Records for processing

------------------------------------

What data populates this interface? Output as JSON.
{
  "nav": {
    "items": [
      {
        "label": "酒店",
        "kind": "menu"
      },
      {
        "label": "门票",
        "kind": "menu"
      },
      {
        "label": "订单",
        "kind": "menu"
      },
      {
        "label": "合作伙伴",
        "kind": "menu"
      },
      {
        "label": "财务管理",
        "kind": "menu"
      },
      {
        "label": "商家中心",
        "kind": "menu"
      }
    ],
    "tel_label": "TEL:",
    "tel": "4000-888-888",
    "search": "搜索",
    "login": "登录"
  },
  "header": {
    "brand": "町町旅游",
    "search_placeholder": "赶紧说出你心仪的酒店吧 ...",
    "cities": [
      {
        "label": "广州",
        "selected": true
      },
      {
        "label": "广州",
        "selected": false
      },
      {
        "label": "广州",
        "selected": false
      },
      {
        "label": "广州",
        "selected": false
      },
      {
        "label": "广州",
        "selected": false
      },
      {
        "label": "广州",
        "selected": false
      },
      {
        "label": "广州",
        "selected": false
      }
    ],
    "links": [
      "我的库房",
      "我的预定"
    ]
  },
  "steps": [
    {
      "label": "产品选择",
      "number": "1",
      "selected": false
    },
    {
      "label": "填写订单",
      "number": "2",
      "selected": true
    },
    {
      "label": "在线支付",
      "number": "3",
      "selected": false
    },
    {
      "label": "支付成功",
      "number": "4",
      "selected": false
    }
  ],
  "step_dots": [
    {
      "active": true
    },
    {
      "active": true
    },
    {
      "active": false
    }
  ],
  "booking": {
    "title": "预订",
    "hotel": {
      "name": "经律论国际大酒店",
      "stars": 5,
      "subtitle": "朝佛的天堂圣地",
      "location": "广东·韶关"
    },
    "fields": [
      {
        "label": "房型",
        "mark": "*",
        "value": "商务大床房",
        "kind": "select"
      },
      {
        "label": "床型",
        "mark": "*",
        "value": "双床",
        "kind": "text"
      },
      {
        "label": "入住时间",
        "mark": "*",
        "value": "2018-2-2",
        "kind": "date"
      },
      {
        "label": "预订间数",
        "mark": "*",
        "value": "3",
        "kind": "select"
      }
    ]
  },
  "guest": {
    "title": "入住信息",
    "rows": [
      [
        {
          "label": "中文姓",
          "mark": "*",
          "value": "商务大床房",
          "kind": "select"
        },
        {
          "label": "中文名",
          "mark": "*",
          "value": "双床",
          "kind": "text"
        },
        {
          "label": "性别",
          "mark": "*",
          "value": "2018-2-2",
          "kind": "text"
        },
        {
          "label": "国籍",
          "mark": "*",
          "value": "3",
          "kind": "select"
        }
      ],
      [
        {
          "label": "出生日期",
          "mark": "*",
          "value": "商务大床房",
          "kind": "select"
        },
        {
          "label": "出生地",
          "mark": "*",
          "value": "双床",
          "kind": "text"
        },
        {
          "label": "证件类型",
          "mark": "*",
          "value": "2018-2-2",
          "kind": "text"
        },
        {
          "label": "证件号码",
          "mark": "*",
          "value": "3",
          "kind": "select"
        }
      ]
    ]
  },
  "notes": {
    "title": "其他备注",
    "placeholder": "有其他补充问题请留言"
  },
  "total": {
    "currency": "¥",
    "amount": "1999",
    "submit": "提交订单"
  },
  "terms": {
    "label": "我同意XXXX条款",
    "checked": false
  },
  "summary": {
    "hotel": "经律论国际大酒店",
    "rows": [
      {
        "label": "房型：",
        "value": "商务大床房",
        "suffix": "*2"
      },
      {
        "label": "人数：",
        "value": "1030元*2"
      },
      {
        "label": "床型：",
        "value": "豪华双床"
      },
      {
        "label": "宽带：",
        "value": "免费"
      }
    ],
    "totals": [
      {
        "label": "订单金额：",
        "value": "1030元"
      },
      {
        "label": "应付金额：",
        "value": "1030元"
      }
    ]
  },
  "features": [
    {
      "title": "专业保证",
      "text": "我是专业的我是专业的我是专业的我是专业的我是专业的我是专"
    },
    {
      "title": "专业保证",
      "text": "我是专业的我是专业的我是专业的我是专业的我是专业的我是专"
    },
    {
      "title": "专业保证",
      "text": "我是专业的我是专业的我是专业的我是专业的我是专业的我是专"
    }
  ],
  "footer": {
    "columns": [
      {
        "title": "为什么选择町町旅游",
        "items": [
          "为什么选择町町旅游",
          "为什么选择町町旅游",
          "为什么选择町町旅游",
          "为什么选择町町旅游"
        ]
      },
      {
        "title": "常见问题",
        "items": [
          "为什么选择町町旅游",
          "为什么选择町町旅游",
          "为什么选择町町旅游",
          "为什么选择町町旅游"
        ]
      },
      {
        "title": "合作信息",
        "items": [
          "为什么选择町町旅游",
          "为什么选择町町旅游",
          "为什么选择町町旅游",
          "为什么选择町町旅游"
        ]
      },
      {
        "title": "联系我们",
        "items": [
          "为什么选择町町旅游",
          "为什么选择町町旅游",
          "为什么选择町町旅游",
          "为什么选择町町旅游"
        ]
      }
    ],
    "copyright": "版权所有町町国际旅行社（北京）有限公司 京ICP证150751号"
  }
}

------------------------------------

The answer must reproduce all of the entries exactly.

Output of the exercise
What data populates this interface? Output as JSON.
{
  "nav": {
    "items": [
      {
        "label": "酒店",
        "kind": "menu"
      },
      {
        "label": "门票",
        "kind": "menu"
      },
      {
        "label": "订单",
        "kind": "menu"
      },
      {
        "label": "合作伙伴",
        "kind": "menu"
      },
      {
        "label": "财务管理",
        "kind": "menu"
      },
      {
        "label": "商家中心",
        "kind": "menu"
      }
    ],
    "tel_label": "TEL:",
    "tel": "4000-888-888",
    "search": "搜索",
    "login": "登录"
  },
  "header": {
    "brand": "町町旅游",
    "search_placeholder": "赶紧说出你心仪的酒店吧 ...",
    "cities": [
      {
        "label": "广州",
        "selected": true
      },
      {
        "label": "广州",
        "selected": false
      },
      {
        "label": "广州",
        "selected": false
      },
      {
        "label": "广州",
        "selected": false
      },
      {
        "label": "广州",
        "selected": false
      },
      {
        "label": "广州",
        "selected": false
      },
      {
        "label": "广州",
        "selected": false
      }
    ],
    "links": [
      "我的库房",
      "我的预定"
    ]
  },
  "steps": [
    {
      "label": "产品选择",
      "number": "1",
      "selected": false
    },
    {
      "label": "填写订单",
      "number": "2",
      "selected": true
    },
    {
      "label": "在线支付",
      "number": "3",
      "selected": false
    },
    {
      "label": "支付成功",
      "number": "4",
      "selected": false
    }
  ],
  "step_dots": [
    {
      "active": true
    },
    {
      "active": true
    },
    {
      "active": false
    }
  ],
  "booking": {
    "title": "预订",
    "hotel": {
      "name": "经律论国际大酒店",
      "stars": 5,
      "subtitle": "朝佛的天堂圣地",
      "location": "广东·韶关"
    },
    "fields": [
      {
        "label": "房型",
        "mark": "*",
        "value": "商务大床房",
        "kind": "select"
      },
      {
        "label": "床型",
        "mark": "*",
        "value": "双床",
        "kind": "text"
      },
      {
        "label": "入住时间",
        "mark": "*",
        "value": "2018-2-2",
        "kind": "date"
      },
      {
        "label": "预订间数",
        "mark": "*",
        "value": "3",
        "kind": "select"
      }
    ]
  },
  "guest": {
    "title": "入住信息",
    "rows": [
      [
        {
          "label": "中文姓",
          "mark": "*",
          "value": "商务大床房",
          "kind": "select"
        },
        {
          "label": "中文名",
          "mark": "*",
          "value": "双床",
          "kind": "text"
        },
        {
          "label": "性别",
          "mark": "*",
          "value": "2018-2-2",
          "kind": "text"
        },
        {
          "label": "国籍",
          "mark": "*",
          "value": "3",
          "kind": "select"
        }
      ],
      [
        {
          "label": "出生日期",
          "mark": "*",
          "value": "商务大床房",
          "kind": "select"
        },
        {
          "label": "出生地",
          "mark": "*",
          "value": "双床",
          "kind": "text"
        },
        {
          "label": "证件类型",
          "mark": "*",
          "value": "2018-2-2",
          "kind": "text"
        },
        {
          "label": "证件号码",
          "mark": "*",
          "value": "3",
          "kind": "select"
        }
      ]
    ]
  },
  "notes": {
    "title": "其他备注",
    "placeholder": "有其他补充问题请留言"
  },
  "total": {
    "currency": "¥",
    "amount": "1999",
    "submit": "提交订单"
  },
  "terms": {
    "label": "我同意XXXX条款",
    "checked": false
  },
  "summary": {
    "hotel": "经律论国际大酒店",
    "rows": [
      {
        "label": "房型：",
        "value": "商务大床房",
        "suffix": "*2"
      },
      {
        "label": "人数：",
        "value": "1030元*2"
      },
      {
        "label": "床型：",
        "value": "豪华双床"
      },
      {
        "label": "宽带：",
        "value": "免费"
      }
    ],
    "totals": [
      {
        "label": "订单金额：",
        "value": "1030元"
      },
      {
        "label": "应付金额：",
        "value": "1030元"
      }
    ]
  },
  "features": [
    {
      "title": "专业保证",
      "text": "我是专业的我是专业的我是专业的我是专业的我是专业的我是专"
    },
    {
      "title": "专业保证",
      "text": "我是专业的我是专业的我是专业的我是专业的我是专业的我是专"
    },
    {
      "title": "专业保证",
      "text": "我是专业的我是专业的我是专业的我是专业的我是专业的我是专"
    }
  ],
  "footer": {
    "columns": [
      {
        "title": "为什么选择町町旅游",
        "items": [
          "为什么选择町町旅游",
          "为什么选择町町旅游",
          "为什么选择町町旅游",
          "为什么选择町町旅游"
        ]
      },
      {
        "title": "常见问题",
        "items": [
          "为什么选择町町旅游",
          "为什么选择町町旅游",
          "为什么选择町町旅游",
          "为什么选择町町旅游"
        ]
      },
      {
        "title": "合作信息",
        "items": [
          "为什么选择町町旅游",
          "为什么选择町町旅游",
          "为什么选择町町旅游",
          "为什么选择町町旅游"
        ]
      },
      {
        "title": "联系我们",
        "items": [
          "为什么选择町町旅游",
          "为什么选择町町旅游",
          "为什么选择町町旅游",
          "为什么选择町町旅游"
        ]
      }
    ],
    "copyright": "版权所有町町国际旅行社（北京）有限公司 京ICP证150751号"
  }
}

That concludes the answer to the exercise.